Galef legislation would help state go to the head of the class
June 20, 2006

Today a state school foods report card was issued by the Center for Science in the Public Interest (CSPI). New York was hovering just above the 23 failing states with a D+.

Assemblywoman Sandy Galef recently introduced legislation that would put stricter nutrition requirements and size limitations on the foods sold on school grounds. The Healthy Foods and Beverages Act (A.10729/S.7367) begins to address many of the state’s problems pointed out in the CSPI report. This bill is sponsored in the Senate by Senator Kenneth LaValle.

A.10729/S.7367 would make healthier choices available for New York’s students in school vending machines, lunch lines, and school stores by setting standards to follow for sugar, saturated fat, carbohydrates, and calories contained in edible items. Any food containing more than seven grams of fat, two grams of saturated fat, and any trans fat would be prohibited from being sold on school grounds.

“While the state may have not received a failing grade,” said Galef, “it is clear that we are headed down a dangerous path that is failing our children. Unless stricter nutrition plans are implemented in the near future, New York will accompany the other 23 states currently listed with failing marks.”

CSPI examined the 50 states and District of Columbia to establish a grading system for school nutrition policies. After examining foods and beverages sold in vending machines, in school stores, through fund raisers, and on a la carte lunch lines, CSPI compared the nutrition standards, grade levels, and locations for which each state’s standards apply. Kentucky made the grade with an A-. The state’s reasonably set nutrition standards place limitations on calories, saturated fat, and sugar content, and at the same time apply to all age groups, grades, and public schools throughout the state.

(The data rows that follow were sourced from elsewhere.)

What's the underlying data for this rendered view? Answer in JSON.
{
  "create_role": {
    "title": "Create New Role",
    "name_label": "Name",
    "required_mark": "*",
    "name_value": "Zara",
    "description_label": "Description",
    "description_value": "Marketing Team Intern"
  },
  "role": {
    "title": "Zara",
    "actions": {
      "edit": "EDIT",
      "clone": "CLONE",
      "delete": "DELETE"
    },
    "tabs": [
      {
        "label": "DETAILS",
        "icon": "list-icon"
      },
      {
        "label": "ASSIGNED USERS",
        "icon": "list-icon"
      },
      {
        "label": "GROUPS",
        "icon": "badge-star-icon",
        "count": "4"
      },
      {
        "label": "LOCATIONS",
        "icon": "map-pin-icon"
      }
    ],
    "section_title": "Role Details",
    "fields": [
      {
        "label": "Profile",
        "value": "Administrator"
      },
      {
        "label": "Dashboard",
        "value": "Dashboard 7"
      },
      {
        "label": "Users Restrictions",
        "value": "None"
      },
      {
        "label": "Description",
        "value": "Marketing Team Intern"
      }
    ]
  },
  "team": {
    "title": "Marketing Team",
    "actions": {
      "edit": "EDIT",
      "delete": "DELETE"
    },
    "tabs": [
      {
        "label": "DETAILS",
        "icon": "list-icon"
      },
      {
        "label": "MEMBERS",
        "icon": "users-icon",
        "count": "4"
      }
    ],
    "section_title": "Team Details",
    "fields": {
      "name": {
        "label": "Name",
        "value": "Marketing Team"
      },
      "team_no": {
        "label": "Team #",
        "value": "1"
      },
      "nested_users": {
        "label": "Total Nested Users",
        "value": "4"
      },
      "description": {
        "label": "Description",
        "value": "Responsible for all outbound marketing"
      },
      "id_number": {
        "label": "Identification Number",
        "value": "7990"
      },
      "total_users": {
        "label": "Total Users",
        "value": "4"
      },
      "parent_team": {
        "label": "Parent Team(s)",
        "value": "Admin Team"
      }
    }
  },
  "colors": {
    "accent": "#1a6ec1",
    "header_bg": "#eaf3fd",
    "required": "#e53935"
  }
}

California, Connecticut and New Jersey recently implemented new nutrition standards that called for many of the same requirements as Galef’s bill. California received a B+, New Jersey was given a B, and Connecticut, who passed legislation two months ago, received a B-.

Galef’s legislation, also known as The Healthy Foods and Beverages Act, would enforce healthier standards for public schools throughout the state. Instead of sugary sodas, artificial juices, and unhealthy junk food, students would see a shift to water, 100% juices, fruits and vegetables, along with size limitations.

“Judging by the D+ our state nutrition policy has received, I believe it is time to revise this outdated plan and make the needed corrections. Action, through passing legislation, must be taken sooner rather than later,” said Galef. “The Healthy Foods and Beverages Act would aid many of the problems this report has exposed.”

To see CSPI’s State School Foods Report Card in its entirety, visit the Center for Science in the Public Interest web site.